Follow Techotopia on Twitter

On-line Guides
All Guides
eBook Store
iOS / Android
Linux for Beginners
Office Productivity
Linux Installation
Linux Security
Linux Utilities
Linux Virtualization
Linux Kernel
System/Network Admin
Programming
Scripting Languages
Development Tools
Web Development
GUI Toolkits/Desktop
Databases
Mail Systems
openSolaris
Eclipse Documentation
Techotopia.com
Virtuatopia.com

How To Guides
Virtualization
General System Admin
Linux Security
Linux Filesystems
Web Servers
Graphics & Desktop
PC Hardware
Windows
Problem Solutions
Privacy Policy

  




 

 

Databases - Practical PostgreSQL
Previous Page Home Next Page

Entity substitution

LXP automatically converts any recognized entity within an LXP tag's attribute value into its literally interpreted character symbol. As of Version 0.8, LXP's recognized entities consist of the five pre-defined XML entities:

  • Ampersand (&)

  • Less-than symbol (<)

  • Greater-than symbol (>)

  • Apostrophe (')

  • Double-quote (")

It's useful to know about entity substitution, as sometimes both apostrophes and quotes may be needed within the value of an LXP tag attribute, making it otherwise impossible to insert them without the use of these entities. LXP's developers considered programmatic back-slash escape sequences as a means to solve this (as is common in other programming languages), but LXP's ability to natively handle entities both preserves the mark-up mentality and adds a new level of sophistication to the language.

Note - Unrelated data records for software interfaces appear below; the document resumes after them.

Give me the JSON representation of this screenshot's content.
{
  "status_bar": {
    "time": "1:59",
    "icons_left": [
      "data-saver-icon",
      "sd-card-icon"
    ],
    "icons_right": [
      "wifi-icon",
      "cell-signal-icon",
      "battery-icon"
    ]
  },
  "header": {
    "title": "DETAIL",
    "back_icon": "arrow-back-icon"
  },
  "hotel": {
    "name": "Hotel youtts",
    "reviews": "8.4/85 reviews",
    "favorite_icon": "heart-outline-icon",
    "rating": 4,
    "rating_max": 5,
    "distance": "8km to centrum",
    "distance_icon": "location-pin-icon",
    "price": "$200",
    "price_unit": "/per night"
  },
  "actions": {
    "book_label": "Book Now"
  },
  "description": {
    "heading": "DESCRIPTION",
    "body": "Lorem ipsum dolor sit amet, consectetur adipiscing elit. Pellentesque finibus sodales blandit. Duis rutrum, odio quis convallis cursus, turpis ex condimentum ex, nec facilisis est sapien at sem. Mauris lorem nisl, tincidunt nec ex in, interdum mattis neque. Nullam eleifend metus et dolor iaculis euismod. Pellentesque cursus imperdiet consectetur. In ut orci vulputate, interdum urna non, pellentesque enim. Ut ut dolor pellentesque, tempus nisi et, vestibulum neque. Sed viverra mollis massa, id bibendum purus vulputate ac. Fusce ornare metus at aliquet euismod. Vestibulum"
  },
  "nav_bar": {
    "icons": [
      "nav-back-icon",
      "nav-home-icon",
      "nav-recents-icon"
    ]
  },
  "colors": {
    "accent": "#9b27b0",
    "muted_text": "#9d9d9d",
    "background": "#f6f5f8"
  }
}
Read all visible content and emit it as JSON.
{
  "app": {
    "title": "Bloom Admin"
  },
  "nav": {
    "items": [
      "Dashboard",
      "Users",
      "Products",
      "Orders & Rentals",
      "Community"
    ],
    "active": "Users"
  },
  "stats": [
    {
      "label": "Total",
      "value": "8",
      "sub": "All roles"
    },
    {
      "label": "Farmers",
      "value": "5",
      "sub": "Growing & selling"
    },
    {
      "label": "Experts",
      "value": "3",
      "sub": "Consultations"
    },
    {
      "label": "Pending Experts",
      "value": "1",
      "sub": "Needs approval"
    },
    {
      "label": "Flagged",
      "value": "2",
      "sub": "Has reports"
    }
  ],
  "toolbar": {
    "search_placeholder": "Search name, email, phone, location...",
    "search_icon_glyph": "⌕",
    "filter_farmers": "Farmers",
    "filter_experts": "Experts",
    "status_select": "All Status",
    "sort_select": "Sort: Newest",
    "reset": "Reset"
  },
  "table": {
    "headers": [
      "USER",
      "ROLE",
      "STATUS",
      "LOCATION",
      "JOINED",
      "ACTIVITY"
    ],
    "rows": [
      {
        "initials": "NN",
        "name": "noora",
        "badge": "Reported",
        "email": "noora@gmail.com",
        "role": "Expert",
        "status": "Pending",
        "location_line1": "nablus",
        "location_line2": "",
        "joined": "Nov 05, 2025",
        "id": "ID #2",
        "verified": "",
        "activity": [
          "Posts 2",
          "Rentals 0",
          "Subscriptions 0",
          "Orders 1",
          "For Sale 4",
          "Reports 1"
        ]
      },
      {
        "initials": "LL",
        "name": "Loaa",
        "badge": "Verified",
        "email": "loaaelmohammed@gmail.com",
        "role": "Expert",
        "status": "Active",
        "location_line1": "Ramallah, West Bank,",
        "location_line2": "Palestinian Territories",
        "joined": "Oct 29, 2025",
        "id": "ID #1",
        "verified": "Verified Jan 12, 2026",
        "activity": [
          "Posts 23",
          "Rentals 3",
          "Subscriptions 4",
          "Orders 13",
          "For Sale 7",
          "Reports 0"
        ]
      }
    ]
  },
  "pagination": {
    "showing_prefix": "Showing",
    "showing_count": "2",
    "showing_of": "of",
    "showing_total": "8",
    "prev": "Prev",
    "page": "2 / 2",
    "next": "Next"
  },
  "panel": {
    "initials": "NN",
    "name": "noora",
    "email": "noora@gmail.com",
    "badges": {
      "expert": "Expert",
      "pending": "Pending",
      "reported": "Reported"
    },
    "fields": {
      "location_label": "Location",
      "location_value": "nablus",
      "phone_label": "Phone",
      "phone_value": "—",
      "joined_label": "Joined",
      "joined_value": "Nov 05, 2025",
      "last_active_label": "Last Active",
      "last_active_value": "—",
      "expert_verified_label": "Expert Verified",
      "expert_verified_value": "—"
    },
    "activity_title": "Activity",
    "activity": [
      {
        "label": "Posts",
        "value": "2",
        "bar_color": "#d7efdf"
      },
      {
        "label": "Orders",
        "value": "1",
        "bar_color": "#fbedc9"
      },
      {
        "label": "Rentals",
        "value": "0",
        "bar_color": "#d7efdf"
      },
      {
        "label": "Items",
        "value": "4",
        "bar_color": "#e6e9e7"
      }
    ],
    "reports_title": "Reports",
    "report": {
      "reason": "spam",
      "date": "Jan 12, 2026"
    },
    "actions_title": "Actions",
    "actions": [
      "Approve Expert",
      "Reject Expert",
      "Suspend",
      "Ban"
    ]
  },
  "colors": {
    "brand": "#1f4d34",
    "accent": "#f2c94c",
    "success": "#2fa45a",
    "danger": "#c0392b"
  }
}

Example 13-11 provides an example of entity substitution within the LXP <include> tag.

Example 13-11. Using entity substitution

<lxp>
  <setvar field="field_two" />
  <include sql="SELECT field_one, $field FROM &quot;CAPITALIZED_TABLE&quot;"
           method="SQL">
    <strong>Column One:</strong> <field name="field_one" /><br>
    <strong>Column Two:</strong> <field name="field_two" /><br>
  </include>
</lxp>

Example 13-11 demonstrates the use of entities inside of a direct SQL query in order to place quotes within quotes. This is frequently required to make identifiers case-sensitive within PostgreSQL, as identifiers are otherwise folded to lowercase.

When parsed, the &quot; is changed into its literal counter-part, making the actual executed query as follows:

  SELECT field_one, field_two FROM "CAPITALIZED_TABLE"

See the Section called Including SQL Content " for an explanation of what exactly this example's LXP markup would achieve.

Databases - Practical PostgreSQL
Previous Page Home Next Page

 
 
  Published under the terms of the Open Publication License Design by Interspire